### Available data
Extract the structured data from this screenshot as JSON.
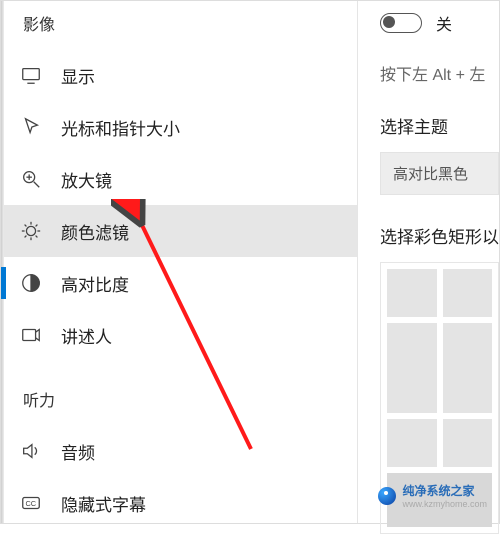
{
  "sidebar": {
    "sections": [
      {
        "title": "影像",
        "items": [
          {
            "label": "显示",
            "icon": "display-icon"
          },
          {
            "label": "光标和指针大小",
            "icon": "cursor-icon"
          },
          {
            "label": "放大镜",
            "icon": "magnifier-icon"
          },
          {
            "label": "颜色滤镜",
            "icon": "color-filter-icon",
            "selected": true
          },
          {
            "label": "高对比度",
            "icon": "contrast-icon",
            "bar": true
          },
          {
            "label": "讲述人",
            "icon": "narrator-icon"
          }
        ]
      },
      {
        "title": "听力",
        "items": [
          {
            "label": "音频",
            "icon": "audio-icon"
          },
          {
            "label": "隐藏式字幕",
            "icon": "captions-icon"
          }
        ]
      }
    ]
  },
  "content": {
    "toggle_state": "关",
    "hint": "按下左 Alt + 左",
    "theme_title": "选择主题",
    "theme_value": "高对比黑色",
    "shape_title": "选择彩色矩形以"
  },
  "watermark": {
    "brand": "纯净系统之家",
    "url": "www.kzmyhome.com"
  }
}
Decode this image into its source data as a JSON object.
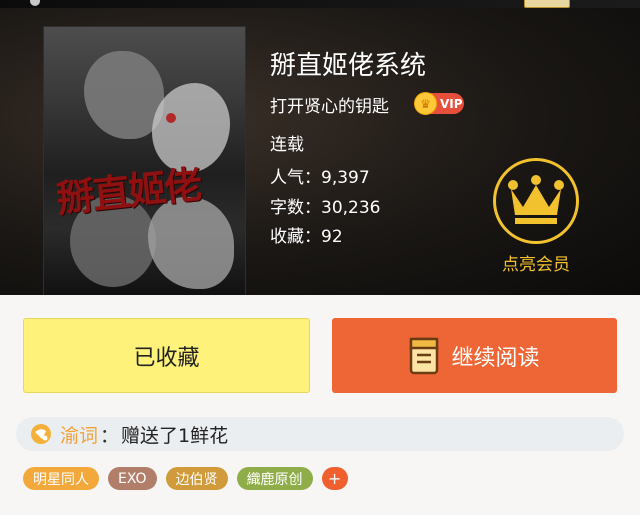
{
  "book": {
    "title": "掰直姬佬系统",
    "author": "打开贤心的钥匙",
    "vip_label": "VIP",
    "cover_text": "掰直姬佬",
    "status": "连载",
    "popularity": "人气：9,397",
    "word_count": "字数：30,236",
    "favorites": "收藏：92"
  },
  "member": {
    "label": "点亮会员",
    "icon": "crown-icon"
  },
  "actions": {
    "favorite_label": "已收藏",
    "read_label": "继续阅读",
    "read_icon": "book-icon"
  },
  "gift": {
    "icon": "flower-icon",
    "user": "渝词",
    "separator": "：",
    "message": "赠送了1鲜花"
  },
  "tags": [
    "明星同人",
    "EXO",
    "边伯贤",
    "織鹿原创"
  ],
  "tag_add": "+",
  "colors": {
    "accent_orange": "#ee6635",
    "favorite_yellow": "#fef27a",
    "crown_gold": "#f2c12e",
    "vip_red": "#e84e3c"
  }
}
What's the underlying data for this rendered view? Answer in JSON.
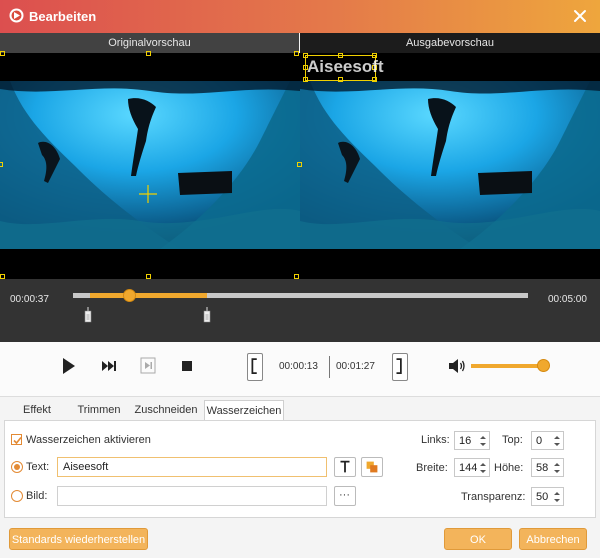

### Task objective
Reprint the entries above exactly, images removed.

### Answer area
Extract the structured data from this screenshot as JSON.
{
  "sidebar": {
    "sections": [
      {
        "title": "影像",
        "items": [
          {
            "label": "显示",
            "icon": "display-icon"
          },
          {
            "label": "光标和指针大小",
            "icon": "cursor-icon"
          },
          {
            "label": "放大镜",
            "icon": "magnifier-icon"
          },
          {
            "label": "颜色滤镜",
            "icon": "color-filter-icon",
            "selected": true
          },
          {
            "label": "高对比度",
            "icon": "contrast-icon",
            "bar": true
          },
          {
            "label": "讲述人",
            "icon": "narrator-icon"
          }
        ]
      },
      {
        "title": "听力",
        "items": [
          {
            "label": "音频",
            "icon": "audio-icon"
          },
          {
            "label": "隐藏式字幕",
            "icon": "captions-icon"
          }
        ]
      }
    ]
  },
  "content": {
    "toggle_state": "关",
    "hint": "按下左 Alt + 左",
    "theme_title": "选择主题",
    "theme_value": "高对比黑色",
    "shape_title": "选择彩色矩形以"
  },
  "watermark": {
    "brand": "纯净系统之家",
    "url": "www.kzmyhome.com"
  }
}
Decode this image into its source data as a JSON object.
{
  "book": {
    "title": "掰直姬佬系统",
    "author": "打开贤心的钥匙",
    "vip_label": "VIP",
    "cover_text": "掰直姬佬",
    "status": "连载",
    "popularity": "人气：9,397",
    "word_count": "字数：30,236",
    "favorites": "收藏：92"
  },
  "member": {
    "label": "点亮会员",
    "icon": "crown-icon"
  },
  "actions": {
    "favorite_label": "已收藏",
    "read_label": "继续阅读",
    "read_icon": "book-icon"
  },
  "gift": {
    "icon": "flower-icon",
    "user": "渝词",
    "separator": "：",
    "message": "赠送了1鲜花"
  },
  "tags": [
    "明星同人",
    "EXO",
    "边伯贤",
    "織鹿原创"
  ],
  "tag_add": "+",
  "colors": {
    "accent_orange": "#ee6635",
    "favorite_yellow": "#fef27a",
    "crown_gold": "#f2c12e",
    "vip_red": "#e84e3c"
  }
}
What's the underlying data for this rendered view? Answer in JSON.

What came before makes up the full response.